[Entries from a dataset of interfaces]
....

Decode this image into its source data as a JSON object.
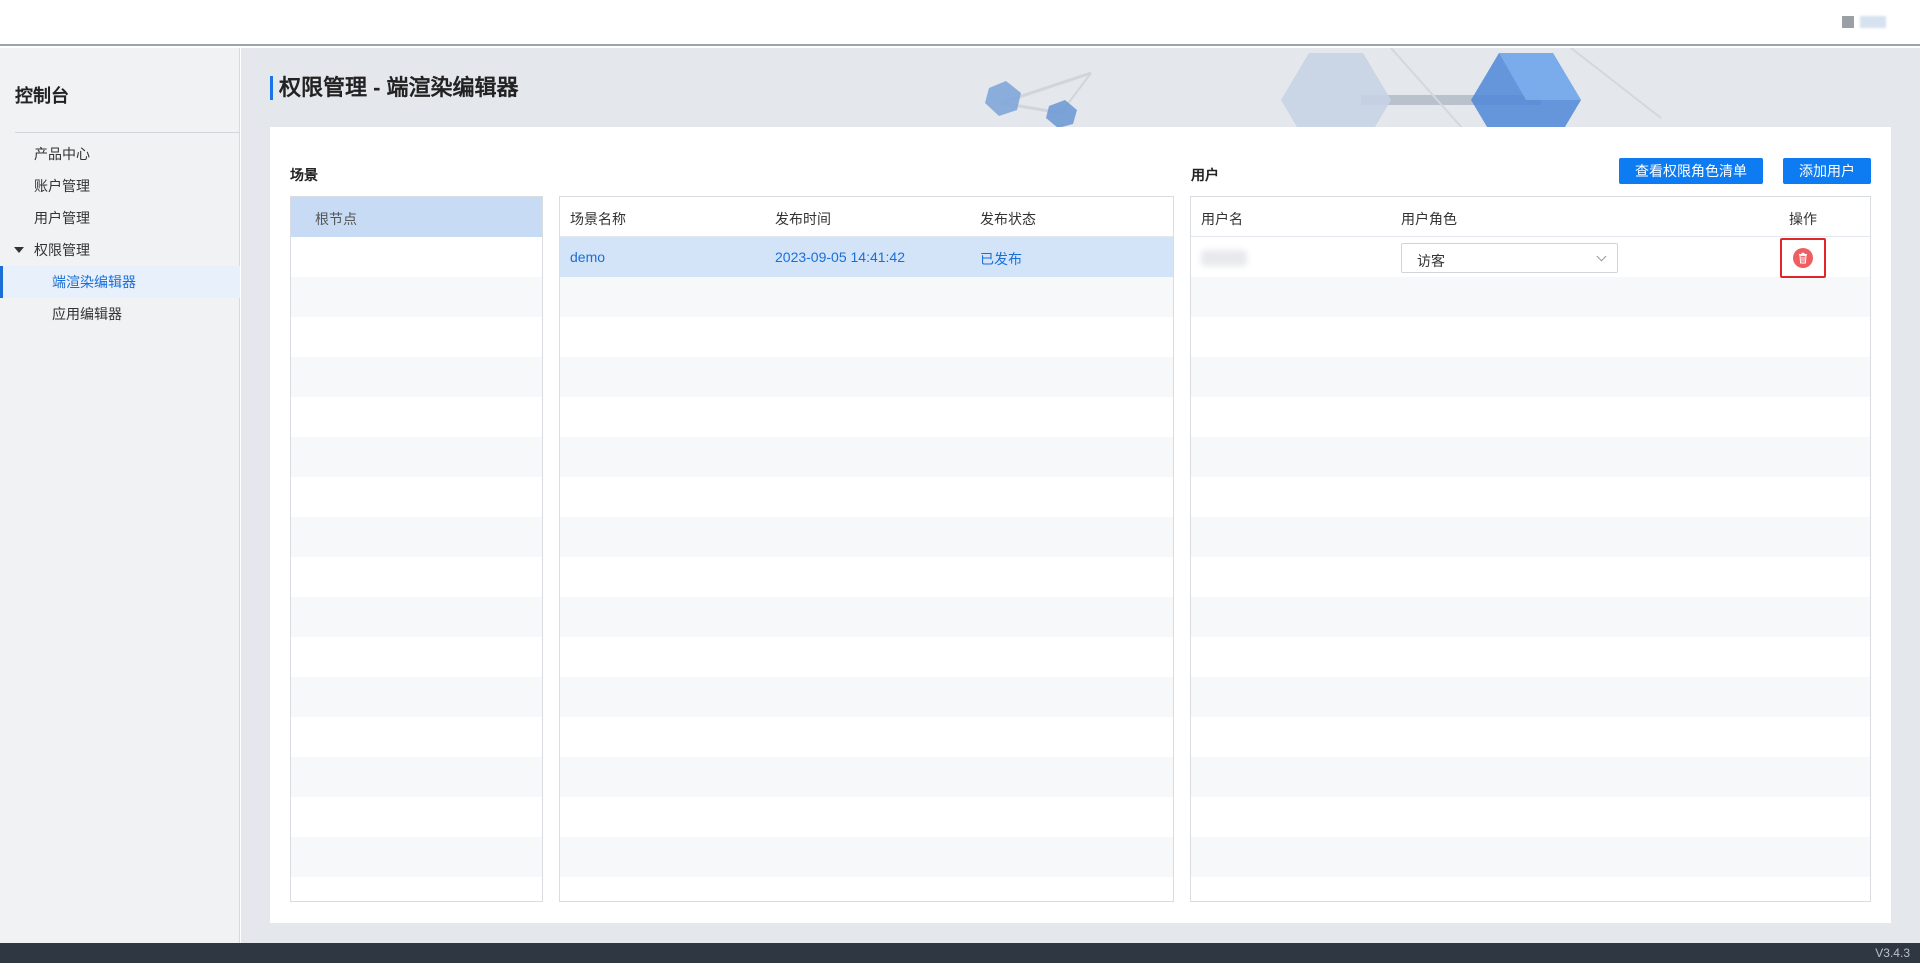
{
  "sidebar": {
    "title": "控制台",
    "items": [
      {
        "label": "产品中心"
      },
      {
        "label": "账户管理"
      },
      {
        "label": "用户管理"
      },
      {
        "label": "权限管理"
      },
      {
        "label": "端渲染编辑器"
      },
      {
        "label": "应用编辑器"
      }
    ]
  },
  "page": {
    "title": "权限管理 - 端渲染编辑器"
  },
  "scene": {
    "label": "场景",
    "tree_root": "根节点",
    "columns": [
      "场景名称",
      "发布时间",
      "发布状态"
    ],
    "rows": [
      {
        "name": "demo",
        "time": "2023-09-05 14:41:42",
        "status": "已发布"
      }
    ]
  },
  "users": {
    "label": "用户",
    "view_roles_button": "查看权限角色清单",
    "add_user_button": "添加用户",
    "columns": [
      "用户名",
      "用户角色",
      "操作"
    ],
    "rows": [
      {
        "role": "访客"
      }
    ]
  },
  "footer": {
    "version": "V3.4.3"
  },
  "colors": {
    "accent": "#0d7bf2",
    "danger": "#ef5d62",
    "selected_row": "#d3e4f8"
  }
}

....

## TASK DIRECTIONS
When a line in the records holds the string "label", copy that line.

## ANSWER AREA
        "label": "产品中心"
        "label": "账户管理"
        "label": "用户管理"
        "label": "权限管理"
        "label": "端渲染编辑器"
        "label": "应用编辑器"
    "label": "场景",
    "label": "用户",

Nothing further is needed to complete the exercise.